#### WHAT YOU HAVE TO DO
Go through the material and pull out every line with the string "JSON" in it.
----
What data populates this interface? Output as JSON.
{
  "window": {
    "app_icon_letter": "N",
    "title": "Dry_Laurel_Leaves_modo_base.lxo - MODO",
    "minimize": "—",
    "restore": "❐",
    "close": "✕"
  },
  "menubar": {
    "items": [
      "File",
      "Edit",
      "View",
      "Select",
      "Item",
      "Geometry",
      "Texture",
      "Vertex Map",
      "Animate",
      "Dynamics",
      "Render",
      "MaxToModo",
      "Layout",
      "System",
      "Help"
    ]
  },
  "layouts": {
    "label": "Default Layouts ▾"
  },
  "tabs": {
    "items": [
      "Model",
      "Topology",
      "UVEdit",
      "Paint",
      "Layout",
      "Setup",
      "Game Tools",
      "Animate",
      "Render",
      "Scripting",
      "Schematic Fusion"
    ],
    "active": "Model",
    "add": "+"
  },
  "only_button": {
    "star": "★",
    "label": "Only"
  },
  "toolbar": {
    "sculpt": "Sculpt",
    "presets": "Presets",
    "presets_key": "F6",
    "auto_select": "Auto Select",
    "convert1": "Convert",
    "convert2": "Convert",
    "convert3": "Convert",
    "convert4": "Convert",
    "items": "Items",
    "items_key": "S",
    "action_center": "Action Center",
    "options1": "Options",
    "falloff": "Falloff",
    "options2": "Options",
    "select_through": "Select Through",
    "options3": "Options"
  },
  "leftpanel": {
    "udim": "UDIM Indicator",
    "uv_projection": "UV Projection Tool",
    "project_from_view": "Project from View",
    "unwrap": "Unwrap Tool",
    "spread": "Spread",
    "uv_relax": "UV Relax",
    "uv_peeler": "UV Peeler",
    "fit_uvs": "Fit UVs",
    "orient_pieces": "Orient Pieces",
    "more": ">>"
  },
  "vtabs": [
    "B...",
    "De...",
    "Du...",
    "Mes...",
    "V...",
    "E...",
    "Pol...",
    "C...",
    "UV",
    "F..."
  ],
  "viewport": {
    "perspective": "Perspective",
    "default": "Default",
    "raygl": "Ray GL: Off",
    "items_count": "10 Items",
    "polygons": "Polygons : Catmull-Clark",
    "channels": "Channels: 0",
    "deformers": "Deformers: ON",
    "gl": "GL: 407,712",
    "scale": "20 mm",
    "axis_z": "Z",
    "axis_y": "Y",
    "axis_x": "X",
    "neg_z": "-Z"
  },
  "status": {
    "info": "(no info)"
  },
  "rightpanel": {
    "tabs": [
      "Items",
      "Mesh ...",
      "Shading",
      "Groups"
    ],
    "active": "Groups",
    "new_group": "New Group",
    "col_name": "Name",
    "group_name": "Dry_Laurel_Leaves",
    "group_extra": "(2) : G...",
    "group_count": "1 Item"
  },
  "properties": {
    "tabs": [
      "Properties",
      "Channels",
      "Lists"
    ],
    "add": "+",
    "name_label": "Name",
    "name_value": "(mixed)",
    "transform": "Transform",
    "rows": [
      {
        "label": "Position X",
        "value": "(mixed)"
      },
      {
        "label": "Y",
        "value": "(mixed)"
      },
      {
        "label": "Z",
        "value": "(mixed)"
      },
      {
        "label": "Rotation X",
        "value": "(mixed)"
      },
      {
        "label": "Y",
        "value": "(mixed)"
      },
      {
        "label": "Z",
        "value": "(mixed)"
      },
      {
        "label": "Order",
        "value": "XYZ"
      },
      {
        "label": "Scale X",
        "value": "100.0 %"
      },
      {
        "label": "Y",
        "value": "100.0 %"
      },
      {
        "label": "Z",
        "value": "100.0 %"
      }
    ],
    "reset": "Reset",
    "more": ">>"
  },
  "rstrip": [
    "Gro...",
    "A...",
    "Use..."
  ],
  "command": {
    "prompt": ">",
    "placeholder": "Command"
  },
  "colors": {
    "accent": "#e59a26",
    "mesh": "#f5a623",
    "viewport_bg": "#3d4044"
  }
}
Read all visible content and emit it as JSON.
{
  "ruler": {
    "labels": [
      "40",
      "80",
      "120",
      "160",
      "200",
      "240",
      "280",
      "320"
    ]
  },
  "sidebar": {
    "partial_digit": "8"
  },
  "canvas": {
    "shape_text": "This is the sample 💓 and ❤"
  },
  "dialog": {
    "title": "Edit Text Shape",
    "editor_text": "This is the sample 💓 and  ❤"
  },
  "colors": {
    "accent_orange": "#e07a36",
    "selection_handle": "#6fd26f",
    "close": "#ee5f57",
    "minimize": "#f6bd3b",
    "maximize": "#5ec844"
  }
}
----
#### SOLVED EXERCISE
What data populates this interface? Output as JSON.
Read all visible content and emit it as JSON.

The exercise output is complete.